Organic Chemistry Portal
Organic Chemistry Highlights

Monday, October 28, 2013
Tristan H. Lambert
Columbia University

Functional Group Interconversion

David Milstein at the Weizmann Institute of Science reported (Angew. Chem. Int. Ed. 2013, 52, 6269. DOI: 10.1002/anie.201301000) the unusual deamination of amine 1 to alcohol 3 catalyzed by ruthenium complex 2. In the reverse sense, Qing Xu at Wenzhou University found (Adv. Synth. Catal. 2013, 355, 73. DOI: 10.1002/adsc.201200881) that the conversion of benzyl alcohol (4) to sulfonamide 5 was catalyzed by benzaldehyde and catalytic potassium carbonate.

Gold(I)-catalysis was utilized (Chem. Commun. 2013, 49, 4262. DOI: 10.1039/C2CC36760B) by Ai-Lan Lee at Heriot-Watt University for the direct etherification of allylic alcohol 6 with isopropanol to produce 7. Tobias Ritter at Harvard demonstrated (J. Am. Chem. Soc. 2013, 135, 2470. DOI: 10.1021/ja3125405) that the reagent PhenoFluor (9) developed in his lab displays astonishing selectivity for the late-stage deoxyfluorination of complex alcohols and polyols, including glucopyranoside 8 to produce 10.

A Mitsunobu protocol for the conversion of alcohol 11 to ester 13 using catalytic amounts of the hydrazide 12 and iron(II) phthalocyanine was developed (Angew. Chem. Int. Ed. 2013, 52, 4613. DOI: 10.1002/anie.201300153) by Tsuyoshi Taniguchi at Kanazawa University. We reported (Org. Lett. 2013, 15, 38. DOI: 10.1021/ol302970c) a Mitsunobu-like inversion of alcohol 14 to mesylate 16 catalyzed by diphenylcyclopropenone 15.

Domingo Gomez Pardo and Janine Cossy at ESPCI Paris Tech found (Org. Lett. 2013, 15, 902. DOI: 10.1021/ol400045d) that the reagent XtalFluor-E (18) was effective for the coupling of N-Boc proline (17) and phenylglycine ethyl ester (19) without epimerization to furnish the dipeptide 20. The conversion of primary amide 21 to secondary amide 23 via cross-coupling with boronic acid 22 was reported (Org. Lett. 2013, 15, 2314. DOI: 10.1021/ol401004r) by Donald A. Watson at the University of Delaware.

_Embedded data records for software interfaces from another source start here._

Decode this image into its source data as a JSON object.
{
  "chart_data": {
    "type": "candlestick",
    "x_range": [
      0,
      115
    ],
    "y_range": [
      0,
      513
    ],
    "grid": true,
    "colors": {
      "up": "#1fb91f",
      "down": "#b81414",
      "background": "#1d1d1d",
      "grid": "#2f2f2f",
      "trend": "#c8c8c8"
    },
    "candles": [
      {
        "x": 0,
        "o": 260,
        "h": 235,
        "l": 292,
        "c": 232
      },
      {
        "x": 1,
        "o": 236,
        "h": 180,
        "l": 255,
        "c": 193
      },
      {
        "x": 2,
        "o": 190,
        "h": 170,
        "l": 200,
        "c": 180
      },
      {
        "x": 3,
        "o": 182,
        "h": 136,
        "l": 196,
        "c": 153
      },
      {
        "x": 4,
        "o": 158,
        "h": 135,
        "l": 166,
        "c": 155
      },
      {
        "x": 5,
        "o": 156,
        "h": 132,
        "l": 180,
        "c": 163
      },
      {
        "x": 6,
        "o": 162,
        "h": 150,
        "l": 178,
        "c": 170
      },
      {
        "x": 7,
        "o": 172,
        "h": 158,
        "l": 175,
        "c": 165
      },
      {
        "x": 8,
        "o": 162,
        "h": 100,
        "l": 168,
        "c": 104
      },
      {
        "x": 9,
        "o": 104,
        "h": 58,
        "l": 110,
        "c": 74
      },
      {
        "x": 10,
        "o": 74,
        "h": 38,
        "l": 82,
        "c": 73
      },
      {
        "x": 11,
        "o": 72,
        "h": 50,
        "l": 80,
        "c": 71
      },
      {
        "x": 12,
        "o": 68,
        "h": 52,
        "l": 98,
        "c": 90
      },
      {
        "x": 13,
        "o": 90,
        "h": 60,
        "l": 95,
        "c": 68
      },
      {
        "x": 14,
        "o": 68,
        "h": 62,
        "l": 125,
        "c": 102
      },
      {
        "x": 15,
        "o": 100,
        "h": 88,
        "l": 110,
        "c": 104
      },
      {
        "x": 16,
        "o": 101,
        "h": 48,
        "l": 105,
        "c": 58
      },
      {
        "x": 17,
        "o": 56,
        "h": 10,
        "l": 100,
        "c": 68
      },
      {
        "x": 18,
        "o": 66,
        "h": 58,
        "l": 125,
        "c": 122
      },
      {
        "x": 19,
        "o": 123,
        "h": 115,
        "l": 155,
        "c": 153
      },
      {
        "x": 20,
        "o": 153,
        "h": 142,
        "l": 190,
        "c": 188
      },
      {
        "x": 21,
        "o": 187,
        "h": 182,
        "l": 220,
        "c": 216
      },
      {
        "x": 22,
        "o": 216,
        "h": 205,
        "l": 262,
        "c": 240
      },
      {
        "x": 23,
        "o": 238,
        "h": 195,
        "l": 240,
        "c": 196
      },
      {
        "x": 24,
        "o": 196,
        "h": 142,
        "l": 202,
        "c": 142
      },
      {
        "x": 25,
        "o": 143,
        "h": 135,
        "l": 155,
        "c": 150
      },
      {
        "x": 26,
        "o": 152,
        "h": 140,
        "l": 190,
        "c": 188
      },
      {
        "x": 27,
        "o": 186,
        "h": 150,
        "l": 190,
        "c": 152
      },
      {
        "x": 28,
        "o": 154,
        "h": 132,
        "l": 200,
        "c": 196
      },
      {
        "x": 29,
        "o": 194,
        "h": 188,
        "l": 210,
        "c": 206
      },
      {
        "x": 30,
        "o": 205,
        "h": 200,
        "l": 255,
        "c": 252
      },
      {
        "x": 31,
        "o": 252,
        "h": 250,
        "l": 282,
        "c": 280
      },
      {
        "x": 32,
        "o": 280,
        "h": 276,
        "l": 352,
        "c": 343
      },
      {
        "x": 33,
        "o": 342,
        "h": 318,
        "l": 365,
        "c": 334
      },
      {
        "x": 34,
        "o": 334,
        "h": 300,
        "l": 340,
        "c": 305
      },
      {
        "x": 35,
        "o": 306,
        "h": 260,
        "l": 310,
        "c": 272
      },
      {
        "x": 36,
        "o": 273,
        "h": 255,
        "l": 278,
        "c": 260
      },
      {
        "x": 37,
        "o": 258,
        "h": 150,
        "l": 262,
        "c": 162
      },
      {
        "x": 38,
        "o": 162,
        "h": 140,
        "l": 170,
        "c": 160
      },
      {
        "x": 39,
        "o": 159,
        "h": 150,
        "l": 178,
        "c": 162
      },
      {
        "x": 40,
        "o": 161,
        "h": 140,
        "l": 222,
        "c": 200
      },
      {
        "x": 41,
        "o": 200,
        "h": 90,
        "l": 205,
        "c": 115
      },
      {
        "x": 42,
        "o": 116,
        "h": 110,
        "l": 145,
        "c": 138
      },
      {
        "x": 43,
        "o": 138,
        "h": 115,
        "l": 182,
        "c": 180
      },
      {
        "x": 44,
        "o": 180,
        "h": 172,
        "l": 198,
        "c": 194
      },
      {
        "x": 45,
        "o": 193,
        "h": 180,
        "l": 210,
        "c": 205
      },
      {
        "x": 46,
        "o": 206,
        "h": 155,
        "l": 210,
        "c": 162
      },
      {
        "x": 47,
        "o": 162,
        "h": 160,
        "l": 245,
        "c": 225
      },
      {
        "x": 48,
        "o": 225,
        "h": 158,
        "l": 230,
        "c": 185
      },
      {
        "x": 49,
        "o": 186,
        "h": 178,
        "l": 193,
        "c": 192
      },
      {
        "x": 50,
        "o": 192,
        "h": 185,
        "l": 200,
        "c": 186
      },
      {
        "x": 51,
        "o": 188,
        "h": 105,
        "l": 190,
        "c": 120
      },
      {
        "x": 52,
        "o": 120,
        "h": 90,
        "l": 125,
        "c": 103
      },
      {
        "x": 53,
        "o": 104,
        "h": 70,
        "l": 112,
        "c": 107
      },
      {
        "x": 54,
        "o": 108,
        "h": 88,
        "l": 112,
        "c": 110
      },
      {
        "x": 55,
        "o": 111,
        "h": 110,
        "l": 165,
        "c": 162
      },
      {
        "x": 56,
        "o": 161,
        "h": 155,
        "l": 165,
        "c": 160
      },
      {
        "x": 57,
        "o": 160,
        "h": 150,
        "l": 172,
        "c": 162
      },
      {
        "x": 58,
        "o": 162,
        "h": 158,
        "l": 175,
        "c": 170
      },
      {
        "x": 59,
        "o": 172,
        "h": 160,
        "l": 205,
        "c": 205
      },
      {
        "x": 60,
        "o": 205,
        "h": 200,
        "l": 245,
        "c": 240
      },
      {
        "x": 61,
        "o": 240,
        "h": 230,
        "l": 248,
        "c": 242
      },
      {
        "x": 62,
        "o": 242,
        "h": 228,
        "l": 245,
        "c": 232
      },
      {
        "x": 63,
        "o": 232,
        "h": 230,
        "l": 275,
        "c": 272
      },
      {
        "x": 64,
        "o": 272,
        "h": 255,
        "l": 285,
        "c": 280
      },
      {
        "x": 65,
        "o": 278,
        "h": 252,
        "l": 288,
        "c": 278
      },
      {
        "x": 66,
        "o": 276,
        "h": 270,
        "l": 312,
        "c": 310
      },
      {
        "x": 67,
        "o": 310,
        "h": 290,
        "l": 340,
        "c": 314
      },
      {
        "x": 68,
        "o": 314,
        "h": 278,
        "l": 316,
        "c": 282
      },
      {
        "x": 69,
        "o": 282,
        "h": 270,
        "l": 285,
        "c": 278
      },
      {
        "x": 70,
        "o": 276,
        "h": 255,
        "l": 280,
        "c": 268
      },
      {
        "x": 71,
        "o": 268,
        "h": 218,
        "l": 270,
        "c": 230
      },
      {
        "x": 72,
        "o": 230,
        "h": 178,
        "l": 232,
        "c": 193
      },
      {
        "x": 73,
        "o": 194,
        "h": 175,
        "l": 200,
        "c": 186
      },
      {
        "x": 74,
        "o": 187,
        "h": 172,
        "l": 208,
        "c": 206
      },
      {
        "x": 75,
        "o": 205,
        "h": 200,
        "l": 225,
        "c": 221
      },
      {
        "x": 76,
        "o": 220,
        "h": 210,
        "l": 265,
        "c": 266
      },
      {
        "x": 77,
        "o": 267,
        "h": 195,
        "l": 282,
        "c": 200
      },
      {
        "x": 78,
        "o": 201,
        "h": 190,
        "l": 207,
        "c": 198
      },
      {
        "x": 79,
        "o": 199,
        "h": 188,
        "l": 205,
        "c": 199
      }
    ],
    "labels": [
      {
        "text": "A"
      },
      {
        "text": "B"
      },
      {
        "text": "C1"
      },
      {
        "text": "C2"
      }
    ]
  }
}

Catalysis of the Lossen rearrangement of hydroxamide 24 to carbamate 26 using N-methylimidazole (25), which helped to minimize side products, was reported (Org. Lett. 2013, 15, 602. DOI: 10.1021/ol303424b) by Scott J. Miller at Yale University. Keiji Maruoka at Kyoto University demonstrated (Angew. Chem. Int. Ed. 2013, 52, 5532. DOI: 10.1002/anie.201300231) that propionaldehyde (27) could be converted under simple conditions to N-Boc aminal 28, which served as a convenient source for the in situ generation of the corresponding highly useful N-Boc imine.

A convenient method for the conversion of alcohol 29 to nitrile 30 via dehydrogenative catalysis in the presence of ammonia was reported (Org. Lett. 2013, 15, 1850. DOI: 10.1021/ol400459y) by Yong Huang at Peking University. An exceptionally novel synthesis of nitrile 32 via the silver-catalyzed nitrogenation of alkyne 31 was developed (Angew. Chem. Int. Ed. 2013, 52, 6677. DOI: 10.1002/anie.201300193) by Ning Jiao at Peking University.

A simple procedure for the conversion of unsaturated carboxylic acid 33 to nitrostyrene 34 using t-butylnitrite in the presence of TEMPO and air was disclosed (Chem. Commun. 2013, 49, 5286. DOI: 10.1039/C3CC41576G) by Debabrata Maiti at the Indian Institute of Technology Bombay. Finally, silver-catalyzed decarboxylative fluorination was achieved (Org. Lett. 2013, 15, 2648. DOI: 10.1021/ol4009377) in the conversion of difluoroacid 35 to trifluoromethylanisole 37 by the team of Sajinder K. Luthra at GE Healthcare at Amersham, Jan Passchier at Imanova, Ltd, Olof Solin at the University of Turku and Åbo Akademi University, and Véronique Gouverneur at the University of Oxford.

T. H. Lambert, Org. Chem. Highlights 2013, October 28.